This is the last of our five posts following up the March Life: From All Angles elective teaching and today we talk about the r-word: race. In our March session on race, I began with the following insight from Pastor Thabiti Anyabwile from his blog Pure Church, "'Race' is not only powerful, it's also about power." (See https://blogs.
To say that this conversation doesn’t matter is to misunderstand the very mission of Jesus in the gospel. He does not eliminate cultural differences for the sake of plain unity. Instead, “he has destroyed the barrier, the dividing wall of hostility…to create in himself one new humanity out of the two (Jew and Gentile, a war raged concerning ethnic identity), thus making peace, and in one body to reconcile both of them to God through the cross, by which he put to death their hostility.” (Ephesians 2:14-16, NIV) This reconciliation and unification is one that shines in all its glory at the end of the biblical story in Revelation 5:9 and 7:9-10 where persons from every nation, tribe, people and language are before the throne of God, purchased by the blood of the lamb, and praising him.

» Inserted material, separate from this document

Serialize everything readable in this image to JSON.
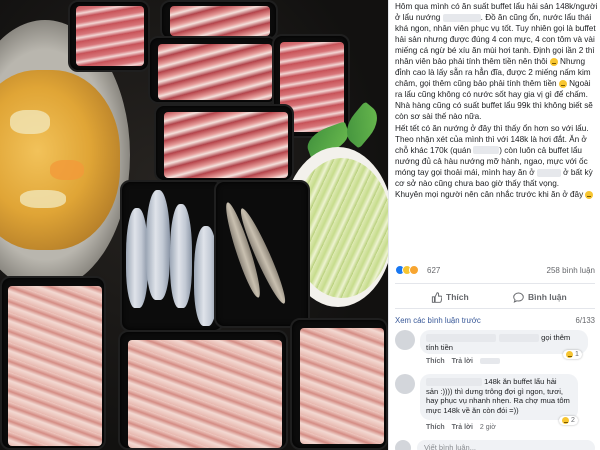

They are still different, but they are also one in Christ.
This conversation is not easy to have, but we must have it. God is at work in it and the storyline of the Bible testifies to his work of unity within diversity. If you are wondering how to enter the conversation, here are a few resources:
- Divided by Faith: Evangelical Religion and the Problem of Race in America by Michael O. Emerson and Christian Smith
- United: Captured by God’s Vision for Diversity by Trillia J. Newbell
- Check out the bookshelf of the Reformed African American Network
- The African Americans: Many Rivers to Cross with Henry Louis Gates, Jr.
- 13th: From Slave to Criminal with One Amendment from Ava DuVernay (Check Netflix)
- The People v. O.J. Simpson: American Crime Story from Ryan Murphy (Check Netflix)
SOCIAL MEDIA: Diversify your feeds
- Huffington Post—Black Voices
- Reformed African American Network
- Follow: Trillia Newbell; Anthony Bradley; Thabiti Anyabwile; D.A. Horton
LISTEN TO IT:
If you are wanting some suggestions about what you can do, here are a few:
- Pray that God would position you to take action for the cause of racial reconciliation.
- Think like a missionary
- Start with acquaintances: Maybe there’s someone in church who is of a different race. You know each other, but you’ve never spent significant time together or had a substantive conversation. Why not invite that person out to coffee or have their family over for dinner? It’s a natural, organic way to deepen a relationship you already have.
- Don’t over-complicate friendships: It doesn't have to be perfect or feel like walking on eggshells. Offer friendship and pursue an authentic relationship.
- Find new places to hang out: Such as ethnic restaurants or Sports/Clubs/Activities. Why not join a YMCA or city league or a local club?
- Intentionality: We don’t naturally gravitate toward those who are different from us. We naturally gather in similar groups. We have to do something unnatural, or rather, supernatural, to break the cycles of social sameness that hinder racial reconciliation.
- Interrupt ignorance: If someone is making a stereotype about a people group, then stop and ask, “Why did you say that?” or, “Hey, you might want to rephrase that.”